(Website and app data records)
++++++++

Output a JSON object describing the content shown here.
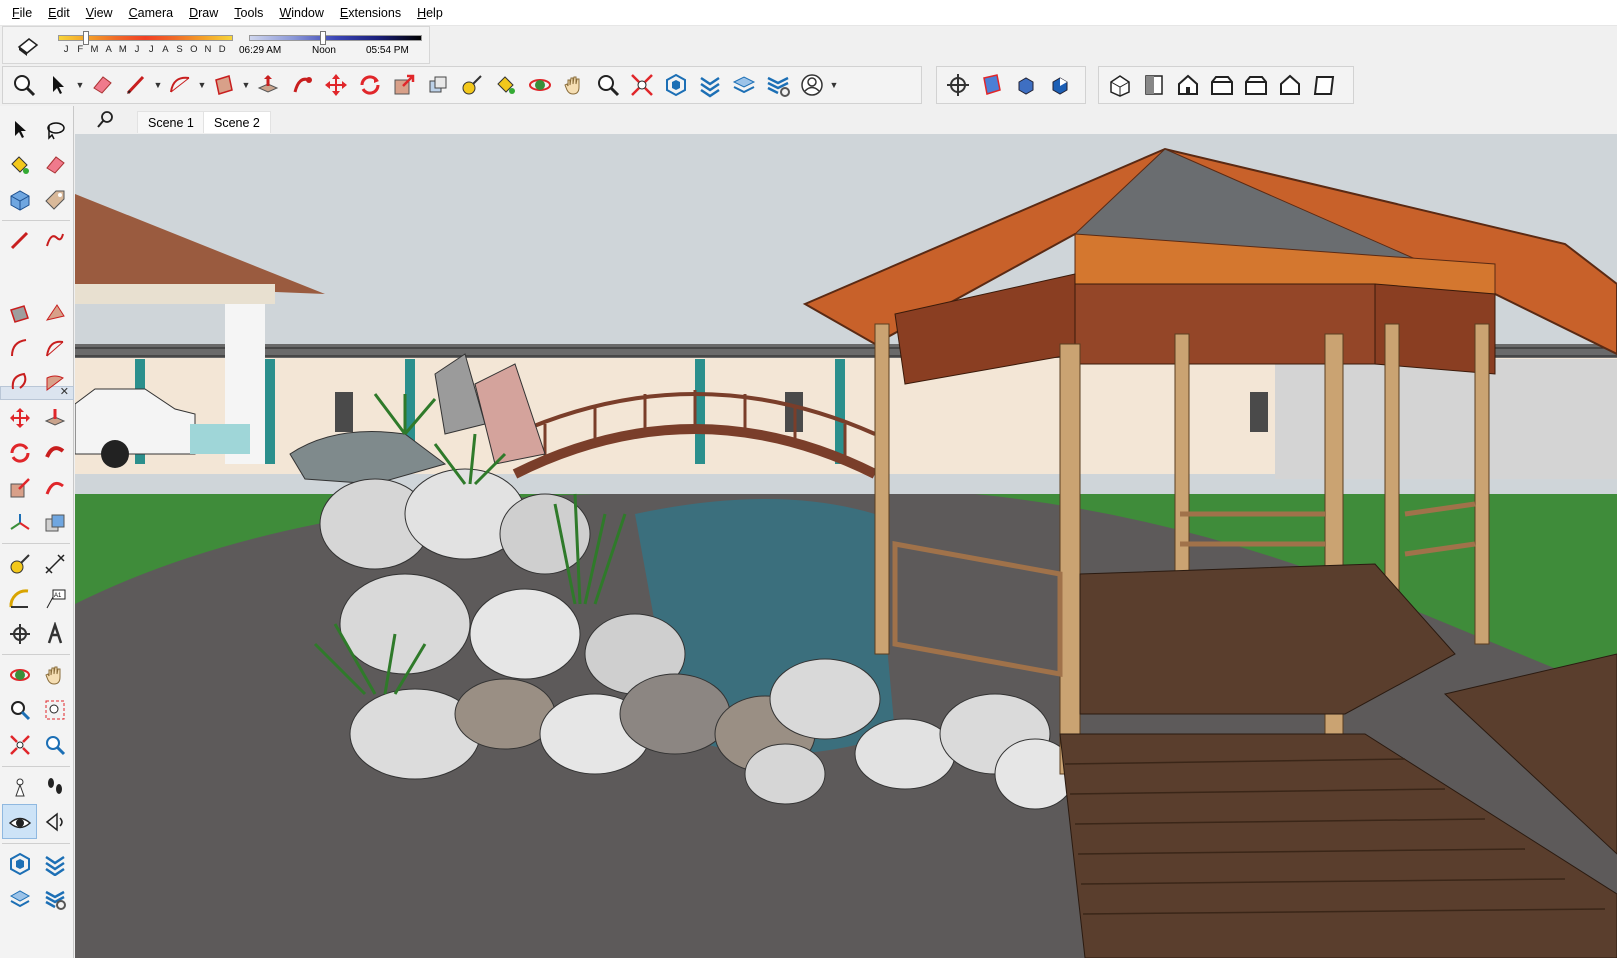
{
  "menu": {
    "items": [
      "File",
      "Edit",
      "View",
      "Camera",
      "Draw",
      "Tools",
      "Window",
      "Extensions",
      "Help"
    ]
  },
  "shadows": {
    "months": [
      "J",
      "F",
      "M",
      "A",
      "M",
      "J",
      "J",
      "A",
      "S",
      "O",
      "N",
      "D"
    ],
    "time_start": "06:29 AM",
    "time_noon": "Noon",
    "time_end": "05:54 PM",
    "date_position": 0.16,
    "time_position": 0.43
  },
  "scenes": {
    "tabs": [
      "Scene 1",
      "Scene 2"
    ],
    "active": "Scene 2"
  },
  "colors": {
    "sky": "#cfd5d9",
    "ground": "#5d5a5a",
    "grass": "#3f8c3a",
    "roof": "#c8612a",
    "water": "#3b6f7d",
    "deck": "#5a3e2d",
    "selection": "#cde3f7"
  }
}
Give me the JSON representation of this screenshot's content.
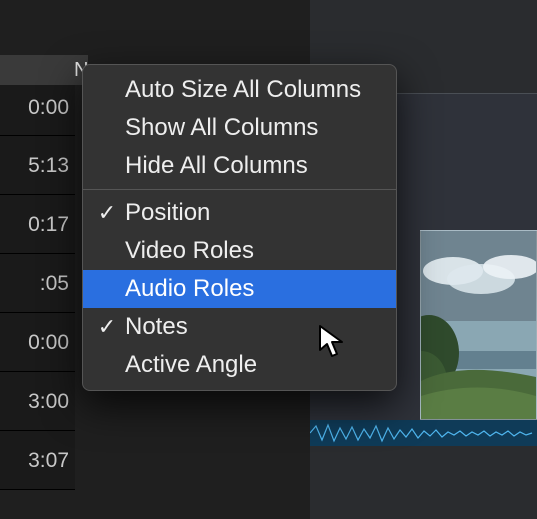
{
  "header": {
    "stub_text": "N"
  },
  "timecodes": [
    "0:00",
    "5:13",
    "0:17",
    ":05",
    "0:00",
    "3:00",
    "3:07"
  ],
  "menu": {
    "auto_size": "Auto Size All Columns",
    "show_all": "Show All Columns",
    "hide_all": "Hide All Columns",
    "position": "Position",
    "video_roles": "Video Roles",
    "audio_roles": "Audio Roles",
    "notes": "Notes",
    "active_angle": "Active Angle",
    "check_glyph": "✓",
    "checked": {
      "position": true,
      "notes": true
    },
    "highlighted": "audio_roles"
  }
}
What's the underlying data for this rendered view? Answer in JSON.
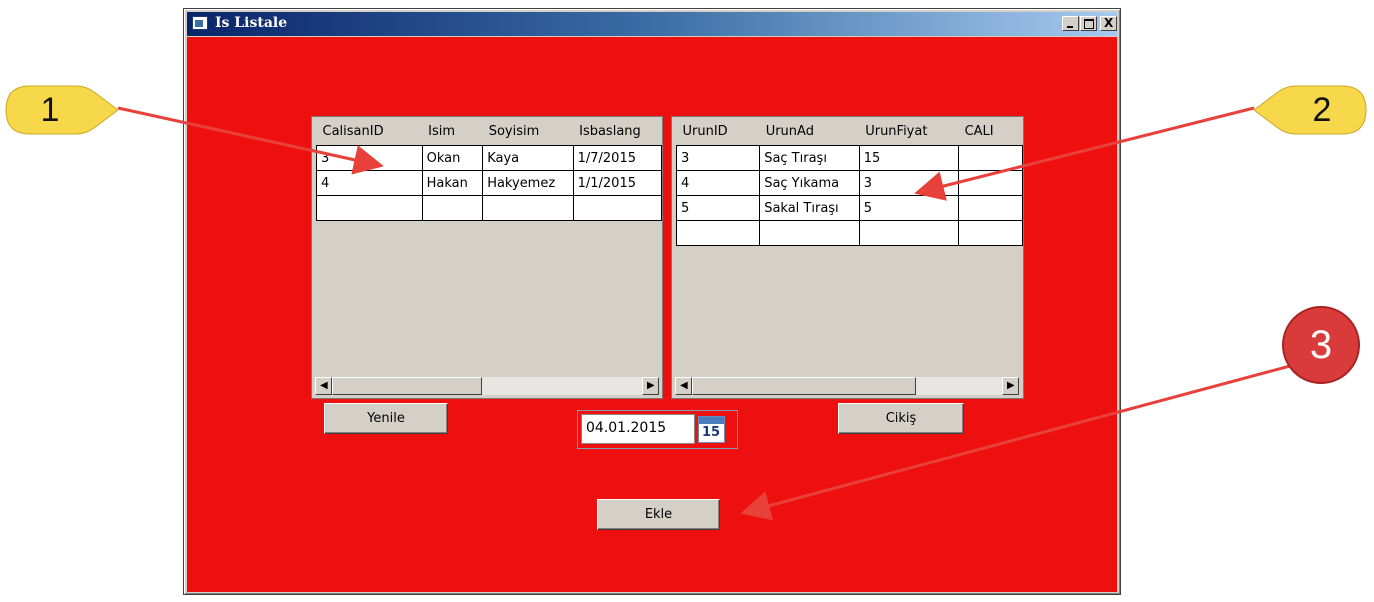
{
  "window": {
    "title": "Is Listale",
    "close_glyph": "X"
  },
  "grid_workers": {
    "columns": [
      "CalisanID",
      "Isim",
      "Soyisim",
      "Isbaslang"
    ],
    "rows": [
      [
        "3",
        "Okan",
        "Kaya",
        "1/7/2015"
      ],
      [
        "4",
        "Hakan",
        "Hakyemez",
        "1/1/2015"
      ]
    ]
  },
  "grid_products": {
    "columns": [
      "UrunID",
      "UrunAd",
      "UrunFiyat",
      "CALI"
    ],
    "rows": [
      [
        "3",
        "Saç Tıraşı",
        "15",
        ""
      ],
      [
        "4",
        "Saç Yıkama",
        "3",
        ""
      ],
      [
        "5",
        "Sakal Tıraşı",
        "5",
        ""
      ]
    ]
  },
  "buttons": {
    "refresh": "Yenile",
    "exit": "Cikiş",
    "add": "Ekle"
  },
  "date_picker": {
    "value": "04.01.2015",
    "calendar_day": "15"
  },
  "annotations": [
    "1",
    "2",
    "3"
  ],
  "colors": {
    "client_background": "#ee0f0f",
    "callout_yellow": "#f7d84a",
    "callout_red": "#d93a3a",
    "arrow": "#e8403a"
  }
}
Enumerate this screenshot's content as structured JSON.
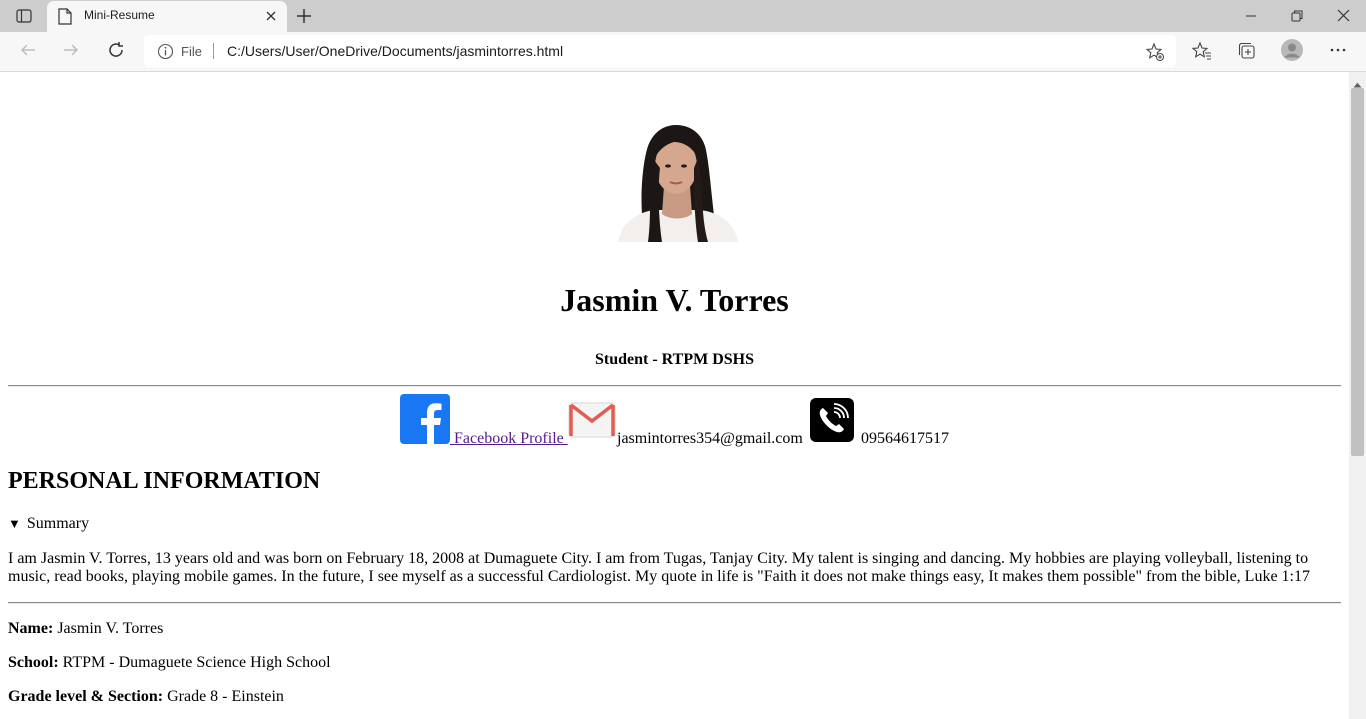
{
  "browser": {
    "tab_title": "Mini-Resume",
    "address_scheme": "File",
    "address_url": "C:/Users/User/OneDrive/Documents/jasmintorres.html"
  },
  "page": {
    "name": "Jasmin V. Torres",
    "role": "Student - RTPM DSHS",
    "contacts": {
      "facebook_label": " Facebook Profile ",
      "email": "jasmintorres354@gmail.com",
      "phone": "09564617517"
    },
    "section_title": "PERSONAL INFORMATION",
    "summary_label": "Summary",
    "summary_text": "I am Jasmin V. Torres, 13 years old and was born on February 18, 2008 at Dumaguete City. I am from Tugas, Tanjay City. My talent is singing and dancing. My hobbies are playing volleyball, listening to music, read books, playing mobile games. In the future, I see myself as a successful Cardiologist. My quote in life is \"Faith it does not make things easy, It makes them possible\" from the bible, Luke 1:17",
    "fields": [
      {
        "label": "Name:",
        "value": " Jasmin V. Torres"
      },
      {
        "label": "School:",
        "value": " RTPM - Dumaguete Science High School"
      },
      {
        "label": "Grade level & Section:",
        "value": " Grade 8 - Einstein"
      }
    ]
  },
  "colors": {
    "link_visited": "#551a8b",
    "facebook_blue": "#1877f2",
    "chrome_bg": "#cdcdcd"
  },
  "icons": [
    "tab-actions-icon",
    "page-icon",
    "close-icon",
    "plus-icon",
    "minimize-icon",
    "restore-icon",
    "window-close-icon",
    "back-icon",
    "forward-icon",
    "refresh-icon",
    "info-icon",
    "add-favorite-icon",
    "favorites-icon",
    "collections-icon",
    "profile-icon",
    "more-icon",
    "facebook-icon",
    "gmail-icon",
    "phone-icon"
  ]
}
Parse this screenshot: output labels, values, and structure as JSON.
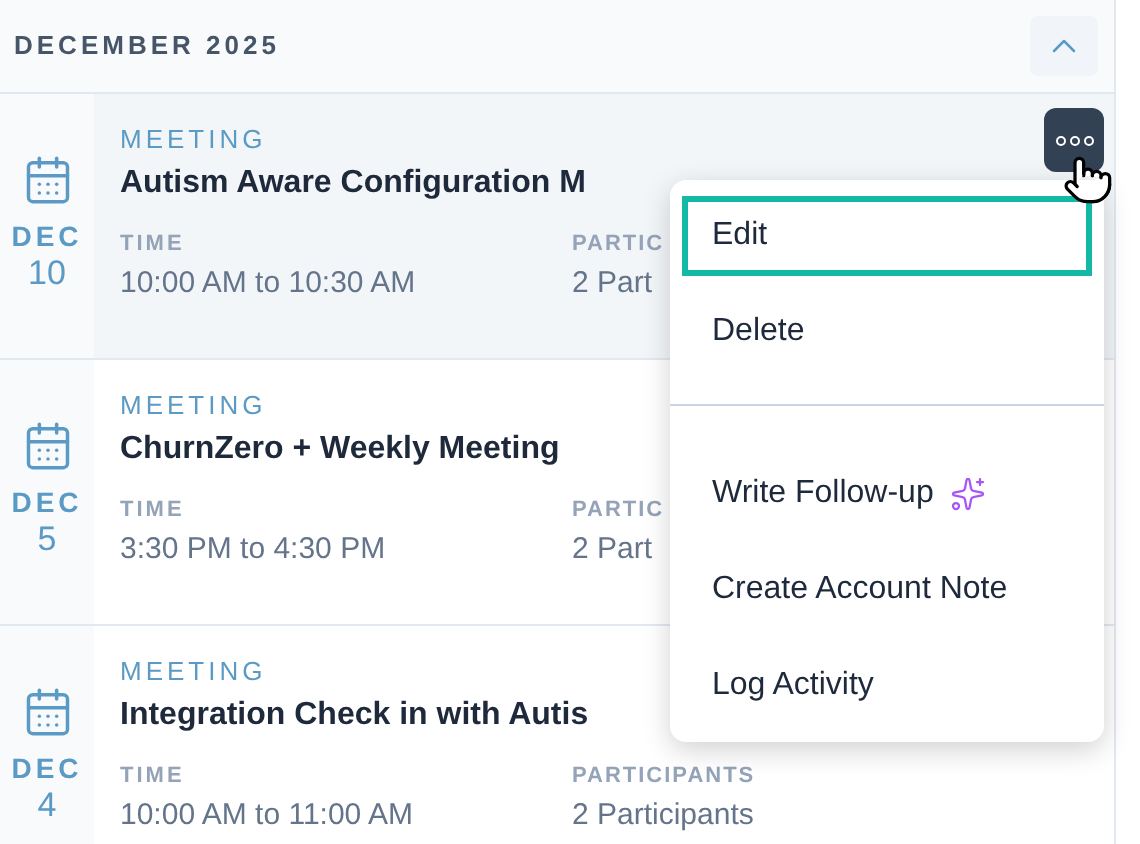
{
  "section": {
    "title": "DECEMBER 2025",
    "expanded": true
  },
  "events": [
    {
      "type": "MEETING",
      "title": "Autism Aware Configuration M",
      "month": "DEC",
      "day": "10",
      "time_label": "TIME",
      "time": "10:00 AM to 10:30 AM",
      "participants_label": "PARTIC",
      "participants": "2 Part",
      "hovered": true
    },
    {
      "type": "MEETING",
      "title": "ChurnZero + Weekly Meeting",
      "month": "DEC",
      "day": "5",
      "time_label": "TIME",
      "time": "3:30 PM to 4:30 PM",
      "participants_label": "PARTIC",
      "participants": "2 Part",
      "hovered": false
    },
    {
      "type": "MEETING",
      "title": "Integration Check in with Autis",
      "month": "DEC",
      "day": "4",
      "time_label": "TIME",
      "time": "10:00 AM to 11:00 AM",
      "participants_label": "PARTICIPANTS",
      "participants": "2 Participants",
      "hovered": false
    }
  ],
  "menu": {
    "items": [
      {
        "kind": "item",
        "label": "Edit",
        "selected": true
      },
      {
        "kind": "item",
        "label": "Delete",
        "selected": false
      },
      {
        "kind": "divider"
      },
      {
        "kind": "ai",
        "label": "Write Follow-up",
        "selected": false
      },
      {
        "kind": "item",
        "label": "Create Account Note",
        "selected": false
      },
      {
        "kind": "item",
        "label": "Log Activity",
        "selected": false
      }
    ]
  }
}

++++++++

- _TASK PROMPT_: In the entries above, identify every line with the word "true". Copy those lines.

- _SOLUTION_:
      "position": true,
      "notes": true
    "expanded": true
      "hovered": true
        "selected": true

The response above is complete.